Excerpts from an interface dataset
···

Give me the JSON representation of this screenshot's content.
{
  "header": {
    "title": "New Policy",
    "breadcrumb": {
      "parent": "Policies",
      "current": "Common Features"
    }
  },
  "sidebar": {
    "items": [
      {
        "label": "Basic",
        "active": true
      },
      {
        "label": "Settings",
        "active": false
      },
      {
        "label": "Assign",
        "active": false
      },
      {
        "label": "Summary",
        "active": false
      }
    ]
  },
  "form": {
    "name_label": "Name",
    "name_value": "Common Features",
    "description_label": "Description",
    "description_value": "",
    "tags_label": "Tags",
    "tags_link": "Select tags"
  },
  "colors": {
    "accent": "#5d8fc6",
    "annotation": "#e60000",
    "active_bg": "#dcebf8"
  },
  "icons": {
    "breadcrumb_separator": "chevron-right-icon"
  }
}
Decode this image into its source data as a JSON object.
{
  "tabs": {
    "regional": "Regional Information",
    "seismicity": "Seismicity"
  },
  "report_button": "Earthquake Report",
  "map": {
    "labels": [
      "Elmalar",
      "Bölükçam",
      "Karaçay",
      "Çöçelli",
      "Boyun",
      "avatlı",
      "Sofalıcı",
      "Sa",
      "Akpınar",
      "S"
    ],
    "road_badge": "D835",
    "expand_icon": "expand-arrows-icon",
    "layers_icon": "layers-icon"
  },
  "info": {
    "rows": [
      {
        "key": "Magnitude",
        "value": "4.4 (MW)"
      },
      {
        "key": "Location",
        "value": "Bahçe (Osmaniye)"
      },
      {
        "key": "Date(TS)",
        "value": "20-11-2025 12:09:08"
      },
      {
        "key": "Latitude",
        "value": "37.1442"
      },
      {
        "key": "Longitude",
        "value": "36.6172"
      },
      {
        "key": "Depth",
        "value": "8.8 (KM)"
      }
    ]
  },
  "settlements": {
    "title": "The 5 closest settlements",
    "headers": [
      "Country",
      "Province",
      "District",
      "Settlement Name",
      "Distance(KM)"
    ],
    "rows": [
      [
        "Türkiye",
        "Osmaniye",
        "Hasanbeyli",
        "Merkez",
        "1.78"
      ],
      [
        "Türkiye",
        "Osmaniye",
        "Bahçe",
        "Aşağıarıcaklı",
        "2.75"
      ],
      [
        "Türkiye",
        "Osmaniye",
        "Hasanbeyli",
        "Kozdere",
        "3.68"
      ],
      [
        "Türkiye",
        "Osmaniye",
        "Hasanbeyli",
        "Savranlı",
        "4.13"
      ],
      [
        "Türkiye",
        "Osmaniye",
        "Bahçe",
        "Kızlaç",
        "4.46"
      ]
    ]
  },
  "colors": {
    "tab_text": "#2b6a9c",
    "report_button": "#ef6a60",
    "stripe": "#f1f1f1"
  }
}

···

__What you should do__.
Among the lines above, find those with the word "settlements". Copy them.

__Output__.
  "settlements": {
    "title": "The 5 closest settlements",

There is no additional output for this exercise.